▶ **Data in this exercise**:
________
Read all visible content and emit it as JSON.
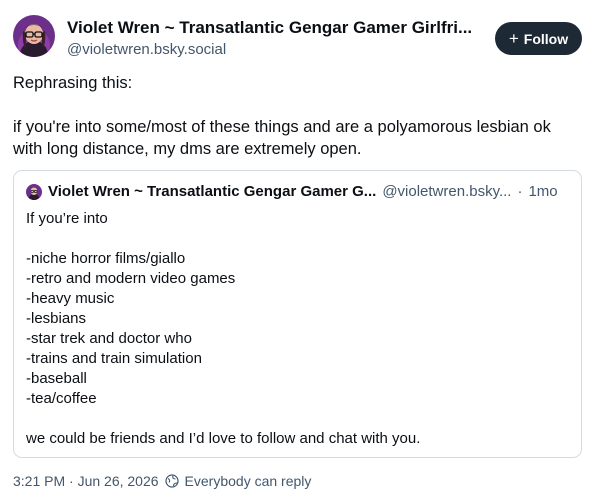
{
  "author": {
    "display_name": "Violet Wren ~ Transatlantic Gengar Gamer Girlfri...",
    "handle": "@violetwren.bsky.social"
  },
  "follow_button": {
    "icon": "plus-icon",
    "label": "Follow"
  },
  "post": {
    "lines": [
      "Rephrasing this:",
      "",
      "if you're into some/most of these things and are a polyamorous lesbian ok with long distance, my dms are extremely open."
    ]
  },
  "quote": {
    "display_name": "Violet Wren ~ Transatlantic Gengar Gamer G...",
    "handle": "@violetwren.bsky...",
    "time_ago": "1mo",
    "separator": "·",
    "lines": [
      "If you’re into",
      "",
      "-niche horror films/giallo",
      "-retro and modern video games",
      "-heavy music",
      "-lesbians",
      "-star trek and doctor who",
      "-trains and train simulation",
      "-baseball",
      "-tea/coffee",
      "",
      "we could be friends and I’d love to follow and chat with you."
    ]
  },
  "meta": {
    "timestamp": "3:21 PM · Jun 26, 2026",
    "reply_icon": "globe-icon",
    "reply_setting": "Everybody can reply"
  },
  "colors": {
    "text": "#0b0f14",
    "muted": "#42576c",
    "button_bg": "#1e2936",
    "border": "#d4dbe2"
  }
}
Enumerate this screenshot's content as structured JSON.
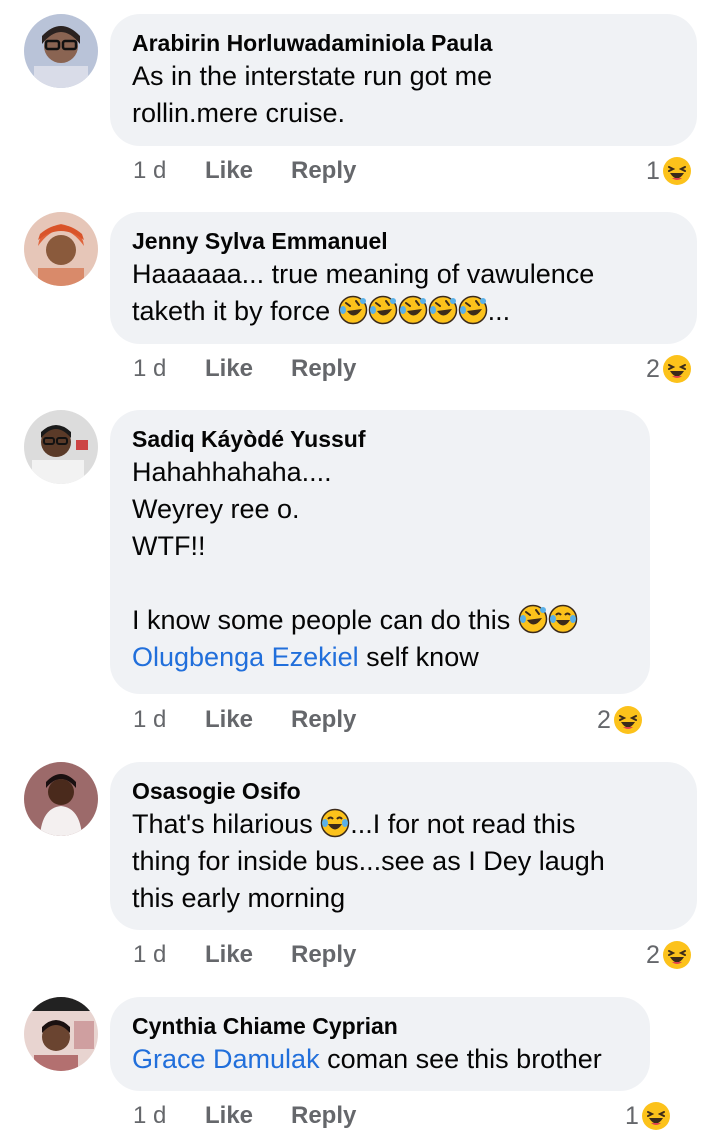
{
  "comments": [
    {
      "author": "Arabirin Horluwadaminiola Paula",
      "text_lines": [
        "As in the interstate run got me",
        "rollin.mere cruise."
      ],
      "time": "1 d",
      "like": "Like",
      "reply": "Reply",
      "reaction_count": "1",
      "reaction_icon": "laughing-face-icon"
    },
    {
      "author": "Jenny Sylva Emmanuel",
      "text_line1": "Haaaaaa... true meaning of vawulence",
      "text_line2": "taketh it by force",
      "text_line2_suffix": "...",
      "time": "1 d",
      "like": "Like",
      "reply": "Reply",
      "reaction_count": "2",
      "reaction_icon": "laughing-face-icon"
    },
    {
      "author": "Sadiq Káyòdé Yussuf",
      "text_lines": [
        "Hahahhahaha....",
        "Weyrey ree o.",
        "WTF!!",
        "",
        "I know some people can do this"
      ],
      "mention": "Olugbenga Ezekiel",
      "mention_suffix": " self know",
      "time": "1 d",
      "like": "Like",
      "reply": "Reply",
      "reaction_count": "2",
      "reaction_icon": "laughing-face-icon"
    },
    {
      "author": "Osasogie Osifo",
      "text_line1_prefix": "That's hilarious ",
      "text_line1_suffix": "...I for not read this",
      "text_line2": "thing for inside bus...see as I Dey laugh",
      "text_line3": "this early morning",
      "time": "1 d",
      "like": "Like",
      "reply": "Reply",
      "reaction_count": "2",
      "reaction_icon": "laughing-face-icon"
    },
    {
      "author": "Cynthia Chiame Cyprian",
      "mention": "Grace Damulak",
      "mention_suffix": " coman see this brother",
      "time": "1 d",
      "like": "Like",
      "reply": "Reply",
      "reaction_count": "1",
      "reaction_icon": "laughing-face-icon"
    }
  ],
  "colors": {
    "bubble": "#f0f2f5",
    "mention": "#216fdb",
    "meta": "#65676b",
    "emoji_face": "#fcc21b"
  }
}
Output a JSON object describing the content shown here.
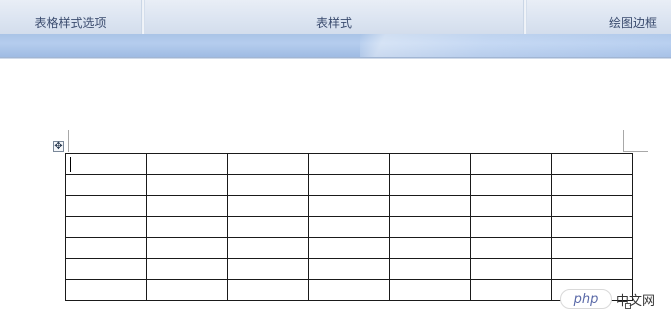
{
  "ribbon": {
    "groups": [
      {
        "label": "表格样式选项"
      },
      {
        "label": "表样式"
      },
      {
        "label": "绘图边框"
      }
    ]
  },
  "table": {
    "rows": 7,
    "cols": 7,
    "move_handle_glyph": "✥"
  },
  "watermark": {
    "logo": "php",
    "text": "中文网"
  }
}
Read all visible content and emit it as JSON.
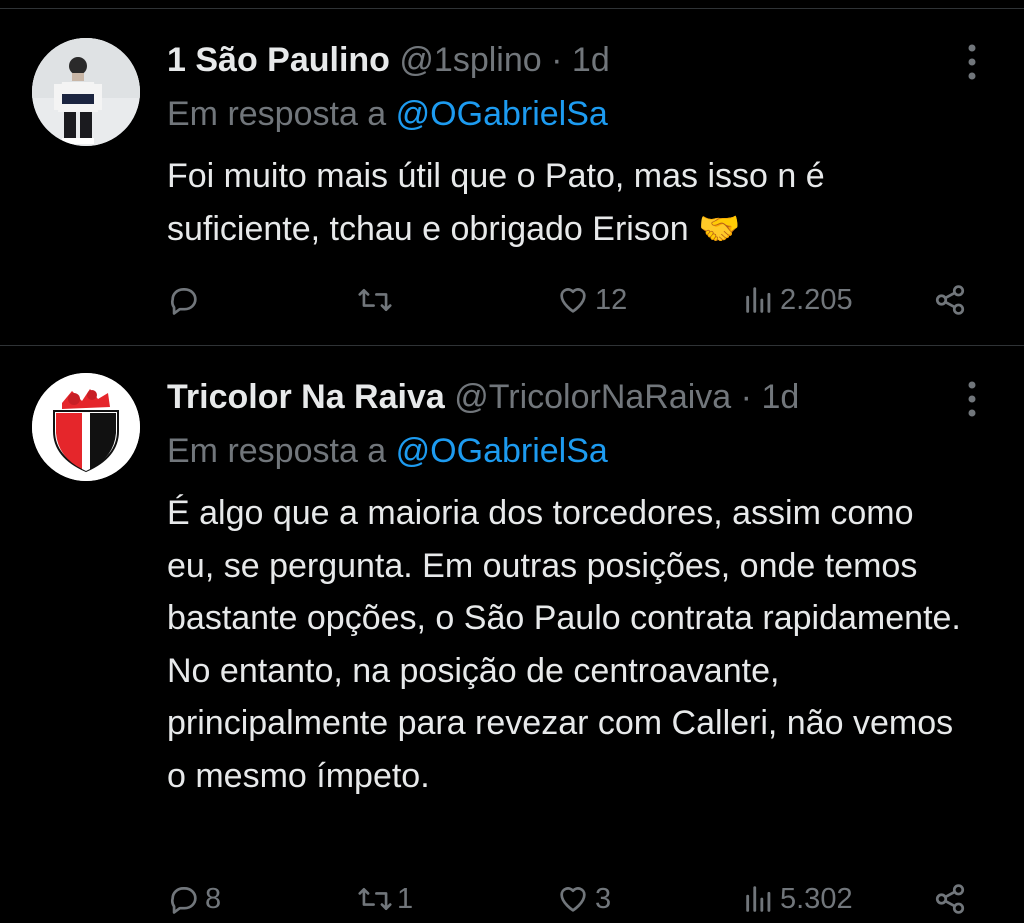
{
  "tweets": [
    {
      "display_name": "1 São Paulino",
      "handle": "@1splino",
      "separator": "·",
      "time": "1d",
      "reply_prefix": "Em resposta a",
      "reply_to": "@OGabrielSa",
      "text": "Foi muito mais útil que o Pato, mas isso n é suficiente, tchau e obrigado Erison 🤝",
      "actions": {
        "replies": "",
        "retweets": "",
        "likes": "12",
        "views": "2.205"
      },
      "icons": [
        "reply-icon",
        "retweet-icon",
        "heart-icon",
        "views-icon",
        "share-icon",
        "more-icon"
      ]
    },
    {
      "display_name": "Tricolor Na Raiva",
      "handle": "@TricolorNaRaiva",
      "separator": "·",
      "time": "1d",
      "reply_prefix": "Em resposta a",
      "reply_to": "@OGabrielSa",
      "text": "É algo que a maioria dos torcedores, assim como eu, se pergunta. Em outras posições, onde temos bastante opções, o São Paulo contrata rapidamente. No entanto, na posição de centroavante, principalmente para revezar com Calleri, não vemos o mesmo ímpeto.",
      "actions": {
        "replies": "8",
        "retweets": "1",
        "likes": "3",
        "views": "5.302"
      },
      "icons": [
        "reply-icon",
        "retweet-icon",
        "heart-icon",
        "views-icon",
        "share-icon",
        "more-icon"
      ]
    }
  ],
  "colors": {
    "background": "#000000",
    "text_primary": "#e7e9ea",
    "text_secondary": "#71767b",
    "link": "#1d9bf0",
    "divider": "#2f3336"
  }
}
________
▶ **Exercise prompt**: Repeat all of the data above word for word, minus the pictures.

▶ **Task answer**:
Read all visible content and emit it as JSON.
{
  "author": {
    "display_name": "Violet Wren ~ Transatlantic Gengar Gamer Girlfri...",
    "handle": "@violetwren.bsky.social"
  },
  "follow_button": {
    "icon": "plus-icon",
    "label": "Follow"
  },
  "post": {
    "lines": [
      "Rephrasing this:",
      "",
      "if you're into some/most of these things and are a polyamorous lesbian ok with long distance, my dms are extremely open."
    ]
  },
  "quote": {
    "display_name": "Violet Wren ~ Transatlantic Gengar Gamer G...",
    "handle": "@violetwren.bsky...",
    "time_ago": "1mo",
    "separator": "·",
    "lines": [
      "If you’re into",
      "",
      "-niche horror films/giallo",
      "-retro and modern video games",
      "-heavy music",
      "-lesbians",
      "-star trek and doctor who",
      "-trains and train simulation",
      "-baseball",
      "-tea/coffee",
      "",
      "we could be friends and I’d love to follow and chat with you."
    ]
  },
  "meta": {
    "timestamp": "3:21 PM · Jun 26, 2026",
    "reply_icon": "globe-icon",
    "reply_setting": "Everybody can reply"
  },
  "colors": {
    "text": "#0b0f14",
    "muted": "#42576c",
    "button_bg": "#1e2936",
    "border": "#d4dbe2"
  }
}
Enumerate this screenshot's content as structured JSON.
{
  "comments": [
    {
      "author": "Arabirin Horluwadaminiola Paula",
      "text_lines": [
        "As in the interstate run got me",
        "rollin.mere cruise."
      ],
      "time": "1 d",
      "like": "Like",
      "reply": "Reply",
      "reaction_count": "1",
      "reaction_icon": "laughing-face-icon"
    },
    {
      "author": "Jenny Sylva Emmanuel",
      "text_line1": "Haaaaaa... true meaning of vawulence",
      "text_line2": "taketh it by force",
      "text_line2_suffix": "...",
      "time": "1 d",
      "like": "Like",
      "reply": "Reply",
      "reaction_count": "2",
      "reaction_icon": "laughing-face-icon"
    },
    {
      "author": "Sadiq Káyòdé Yussuf",
      "text_lines": [
        "Hahahhahaha....",
        "Weyrey ree o.",
        "WTF!!",
        "",
        "I know some people can do this"
      ],
      "mention": "Olugbenga Ezekiel",
      "mention_suffix": " self know",
      "time": "1 d",
      "like": "Like",
      "reply": "Reply",
      "reaction_count": "2",
      "reaction_icon": "laughing-face-icon"
    },
    {
      "author": "Osasogie Osifo",
      "text_line1_prefix": "That's hilarious ",
      "text_line1_suffix": "...I for not read this",
      "text_line2": "thing for inside bus...see as I Dey laugh",
      "text_line3": "this early morning",
      "time": "1 d",
      "like": "Like",
      "reply": "Reply",
      "reaction_count": "2",
      "reaction_icon": "laughing-face-icon"
    },
    {
      "author": "Cynthia Chiame Cyprian",
      "mention": "Grace Damulak",
      "mention_suffix": " coman see this brother",
      "time": "1 d",
      "like": "Like",
      "reply": "Reply",
      "reaction_count": "1",
      "reaction_icon": "laughing-face-icon"
    }
  ],
  "colors": {
    "bubble": "#f0f2f5",
    "mention": "#216fdb",
    "meta": "#65676b",
    "emoji_face": "#fcc21b"
  }
}
Output a JSON object describing the content shown here.
{
  "ribbon": {
    "groups": [
      {
        "label": "表格样式选项"
      },
      {
        "label": "表样式"
      },
      {
        "label": "绘图边框"
      }
    ]
  },
  "table": {
    "rows": 7,
    "cols": 7,
    "move_handle_glyph": "✥"
  },
  "watermark": {
    "logo": "php",
    "text": "中文网"
  }
}
Read all visible content and emit it as JSON.
{
  "tweets": [
    {
      "display_name": "1 São Paulino",
      "handle": "@1splino",
      "separator": "·",
      "time": "1d",
      "reply_prefix": "Em resposta a",
      "reply_to": "@OGabrielSa",
      "text": "Foi muito mais útil que o Pato, mas isso n é suficiente, tchau e obrigado Erison 🤝",
      "actions": {
        "replies": "",
        "retweets": "",
        "likes": "12",
        "views": "2.205"
      },
      "icons": [
        "reply-icon",
        "retweet-icon",
        "heart-icon",
        "views-icon",
        "share-icon",
        "more-icon"
      ]
    },
    {
      "display_name": "Tricolor Na Raiva",
      "handle": "@TricolorNaRaiva",
      "separator": "·",
      "time": "1d",
      "reply_prefix": "Em resposta a",
      "reply_to": "@OGabrielSa",
      "text": "É algo que a maioria dos torcedores, assim como eu, se pergunta. Em outras posições, onde temos bastante opções, o São Paulo contrata rapidamente. No entanto, na posição de centroavante, principalmente para revezar com Calleri, não vemos o mesmo ímpeto.",
      "actions": {
        "replies": "8",
        "retweets": "1",
        "likes": "3",
        "views": "5.302"
      },
      "icons": [
        "reply-icon",
        "retweet-icon",
        "heart-icon",
        "views-icon",
        "share-icon",
        "more-icon"
      ]
    }
  ],
  "colors": {
    "background": "#000000",
    "text_primary": "#e7e9ea",
    "text_secondary": "#71767b",
    "link": "#1d9bf0",
    "divider": "#2f3336"
  }
}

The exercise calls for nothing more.